It’s a failed experiment, and whilst I respect trying something new, I do not respect giving players a migraine.
Other than these things, there are a plethora of missed opportunities elsewhere. There are 4 elements in the 4 playable Planeteers hands (sorry Maku, but Heart sucks), and the game forgets to use those elements in any meaningful way. With Earth, Fire, Wind and Water at their disposal, there was scope for something fairly inventive – but Novalogic decided to use them all as basic projectile attacks; the color palette is the only differentiating aspect. Potential for something greater was present, but remained unused, similar to how potential was present in the way different levels could have been played out. That said though, keeping the length of the game in mind you shouldn’t get bored of the attacks before the game is over.
The rest of the game is more unsatisfying platforming, very crappy music with (criminally) no theme song, some boss fights requiring your child-like imagination to gain any fun out of them, and then, last but not least, the final level – where you play as Captain Planet himself. After all, playing as Cap is what all of us wanted when we got this, right?
Unfortunately, controlling Captain Planet is like trying to drive a double decker bus. Also, similar to a double decker bus, Captain Planet is massive and doesn’t scale well with other things, making him an easy target for all the projectiles being thrown your way. This is frustrating. Also, controlling him is not easy: trying to shoot in alternative directions takes more practice than it should.
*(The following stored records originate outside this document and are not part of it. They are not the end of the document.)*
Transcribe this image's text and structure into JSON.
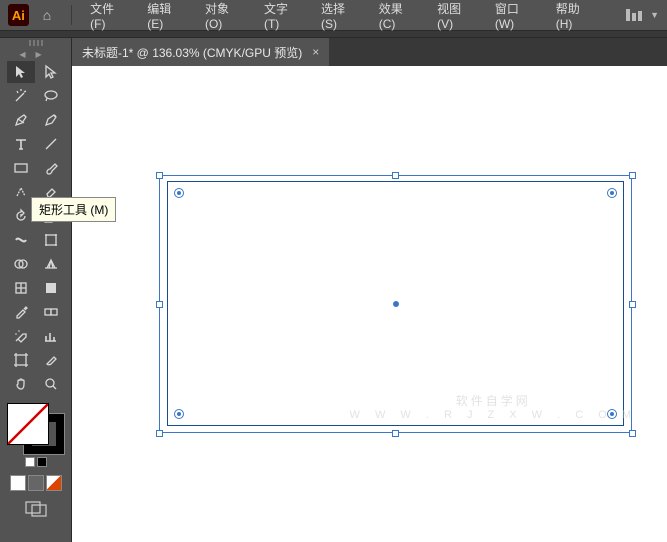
{
  "app": {
    "logo": "Ai"
  },
  "menu": [
    "文件(F)",
    "编辑(E)",
    "对象(O)",
    "文字(T)",
    "选择(S)",
    "效果(C)",
    "视图(V)",
    "窗口(W)",
    "帮助(H)"
  ],
  "tab": {
    "title": "未标题-1* @ 136.03% (CMYK/GPU 预览)",
    "close": "×"
  },
  "tooltip": "矩形工具 (M)",
  "watermark": {
    "line1": "软件自学网",
    "line2": "W W W . R J Z X W . C O M"
  }
}
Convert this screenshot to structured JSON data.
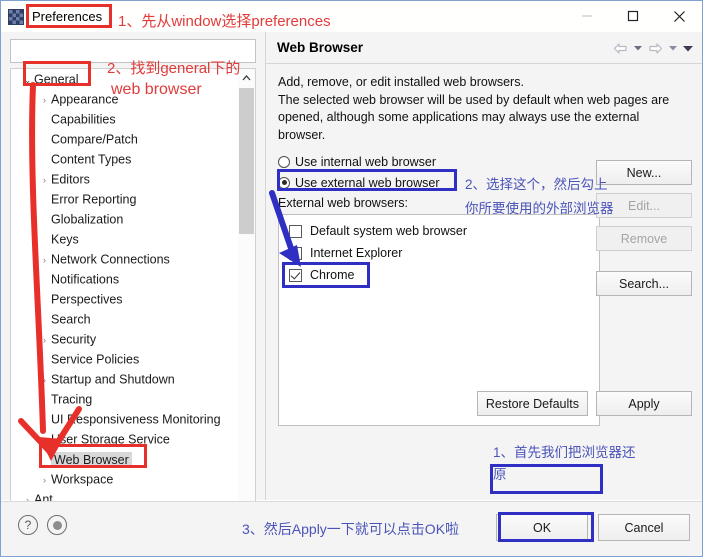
{
  "window": {
    "title": "Preferences",
    "controls": {
      "minimize": "minimize-icon",
      "maximize": "maximize-icon",
      "close": "close-icon"
    },
    "app_icon": "preferences-app-icon"
  },
  "search": {
    "value": "",
    "placeholder": ""
  },
  "tree": {
    "items": [
      {
        "label": "General",
        "level": 1,
        "arrow": "open",
        "selected": false
      },
      {
        "label": "Appearance",
        "level": 2,
        "arrow": "closed",
        "selected": false
      },
      {
        "label": "Capabilities",
        "level": 2,
        "arrow": "none",
        "selected": false
      },
      {
        "label": "Compare/Patch",
        "level": 2,
        "arrow": "none",
        "selected": false
      },
      {
        "label": "Content Types",
        "level": 2,
        "arrow": "none",
        "selected": false
      },
      {
        "label": "Editors",
        "level": 2,
        "arrow": "closed",
        "selected": false
      },
      {
        "label": "Error Reporting",
        "level": 2,
        "arrow": "none",
        "selected": false
      },
      {
        "label": "Globalization",
        "level": 2,
        "arrow": "none",
        "selected": false
      },
      {
        "label": "Keys",
        "level": 2,
        "arrow": "none",
        "selected": false
      },
      {
        "label": "Network Connections",
        "level": 2,
        "arrow": "closed",
        "selected": false
      },
      {
        "label": "Notifications",
        "level": 2,
        "arrow": "none",
        "selected": false
      },
      {
        "label": "Perspectives",
        "level": 2,
        "arrow": "none",
        "selected": false
      },
      {
        "label": "Search",
        "level": 2,
        "arrow": "none",
        "selected": false
      },
      {
        "label": "Security",
        "level": 2,
        "arrow": "closed",
        "selected": false
      },
      {
        "label": "Service Policies",
        "level": 2,
        "arrow": "none",
        "selected": false
      },
      {
        "label": "Startup and Shutdown",
        "level": 2,
        "arrow": "closed",
        "selected": false
      },
      {
        "label": "Tracing",
        "level": 2,
        "arrow": "none",
        "selected": false
      },
      {
        "label": "UI Responsiveness Monitoring",
        "level": 2,
        "arrow": "none",
        "selected": false
      },
      {
        "label": "User Storage Service",
        "level": 2,
        "arrow": "closed",
        "selected": false
      },
      {
        "label": "Web Browser",
        "level": 2,
        "arrow": "none",
        "selected": true
      },
      {
        "label": "Workspace",
        "level": 2,
        "arrow": "closed",
        "selected": false
      },
      {
        "label": "Ant",
        "level": 1,
        "arrow": "closed",
        "selected": false
      }
    ],
    "scroll_up_icon": "chevron-up-icon",
    "scroll_down_icon": "chevron-down-icon"
  },
  "pane": {
    "title": "Web Browser",
    "nav": {
      "back": "back-arrow-icon",
      "back_menu": "caret-down-icon",
      "forward": "forward-arrow-icon",
      "forward_menu": "caret-down-icon",
      "view_menu": "view-menu-icon"
    },
    "description": "Add, remove, or edit installed web browsers.\nThe selected web browser will be used by default when web pages are opened, although some applications may always use the external browser.",
    "radios": [
      {
        "label": "Use internal web browser",
        "selected": false
      },
      {
        "label": "Use external web browser",
        "selected": true
      }
    ],
    "external_label": "External web browsers:",
    "browsers": [
      {
        "label": "Default system web browser",
        "checked": false
      },
      {
        "label": "Internet Explorer",
        "checked": false
      },
      {
        "label": "Chrome",
        "checked": true
      }
    ],
    "side_buttons": [
      {
        "label": "New...",
        "enabled": true
      },
      {
        "label": "Edit...",
        "enabled": false
      },
      {
        "label": "Remove",
        "enabled": false
      },
      {
        "label": "Search...",
        "enabled": true
      }
    ],
    "bottom_buttons": [
      {
        "label": "Restore Defaults"
      },
      {
        "label": "Apply"
      }
    ]
  },
  "footer": {
    "help_icon": "help-question-icon",
    "record_icon": "record-circle-icon",
    "buttons": [
      {
        "label": "OK"
      },
      {
        "label": "Cancel"
      }
    ]
  },
  "annotations": {
    "colors": {
      "red": "#e8302a",
      "blue": "#2f2fc4"
    },
    "texts": [
      {
        "id": "step1",
        "text": "1、先从window选择preferences",
        "color": "red"
      },
      {
        "id": "step2a",
        "text": "2、找到general下的",
        "color": "red"
      },
      {
        "id": "step2b",
        "text": "web browser",
        "color": "red"
      },
      {
        "id": "step2c",
        "text": "2、选择这个，然后勾上",
        "color": "blue"
      },
      {
        "id": "step2d",
        "text": "你所要使用的外部浏览器",
        "color": "blue"
      },
      {
        "id": "step1b",
        "text": "1、首先我们把浏览器还",
        "color": "blue"
      },
      {
        "id": "step1c",
        "text": "原",
        "color": "blue"
      },
      {
        "id": "step3",
        "text": "3、然后Apply一下就可以点击OK啦",
        "color": "blue"
      }
    ]
  }
}
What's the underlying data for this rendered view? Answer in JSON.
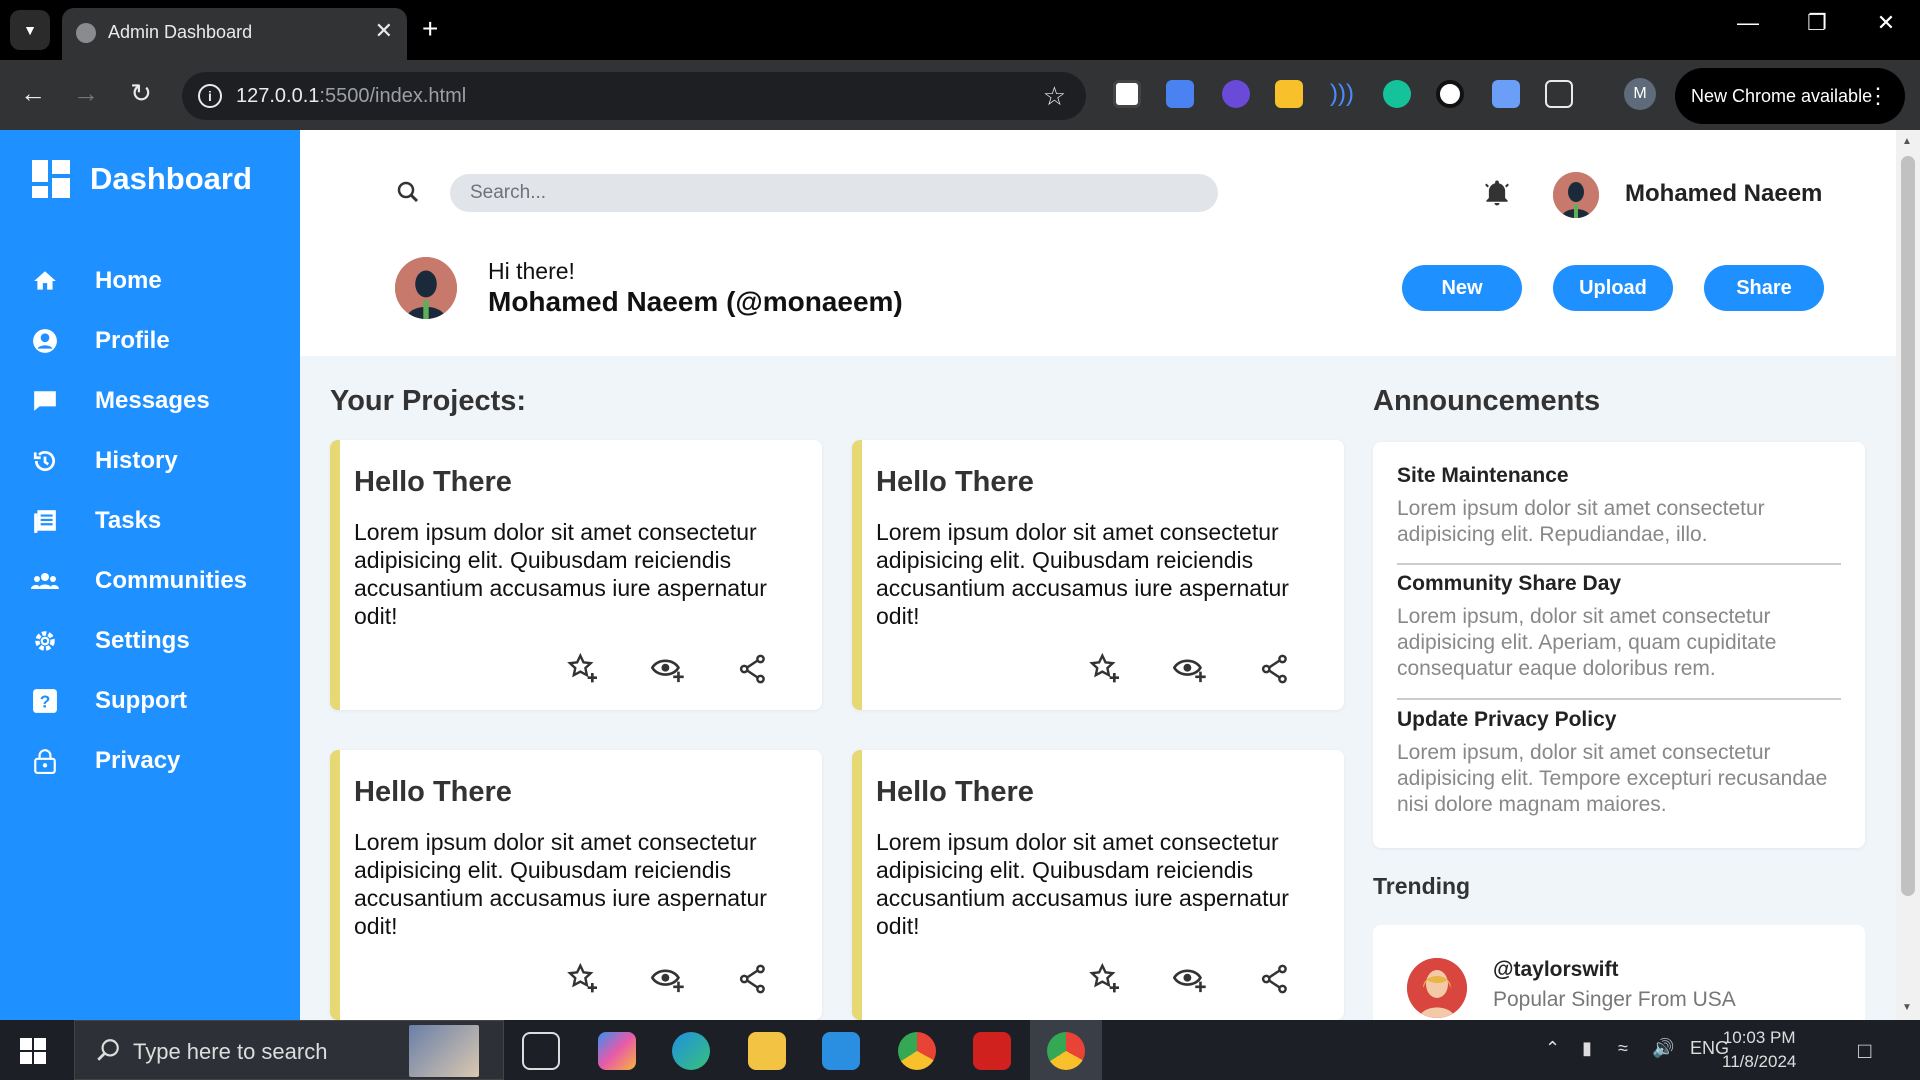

Eventually, you will enjoy controlling Captain Planet as it’s something new, and having a complete new gameplay experience as the last level is a nice touch – but it still feels like a wasted opportunity.
Playing as Captain Planet in the last level proves again how developer Novalogic liked to incorporate many different elements into their games. This isn’t a bad quality in a developer at all, but since Novalogic tried throwing different elements into Captain Planet, they forgot to fine-tune any of them, leaving the result feeling subpar when compared to rivals. This, whilst making the game monotonous, does make it feel a lot like the low budget TV show – which, I guess, means that it’s at least faithful to the cartoon series.
Sometimes, things can be so bad that they can be good. We see it in B-horror movies, in hilariously bad music – and now there are some videogames that are trying to pull it off. I’m not certain if Captain Planet and the Planateers quite managed to pull it off; the game is quite bad in some places and while it contains hints of great ideas, it leaves the game in such an ‘okay’ state that there is no excitement when thinking about giving it a play.
The biggest compliment I can give to Captain Planet and the Planeteers is that it manages to convey the same charm of the show. The problem is that it contains so many flaws that looking at it on your shelf, you’ll never really want to play.
The end result is that Captain Planet and the Planeteers is a hard game to recommend. It has some nostalgic value, but if you don’t have any fond memories relating to the license, you may just dislike the game. If Captain Planet was ever a part of your life, then maybe give this one a go – you might find it interesting. Otherwise, give it a miss.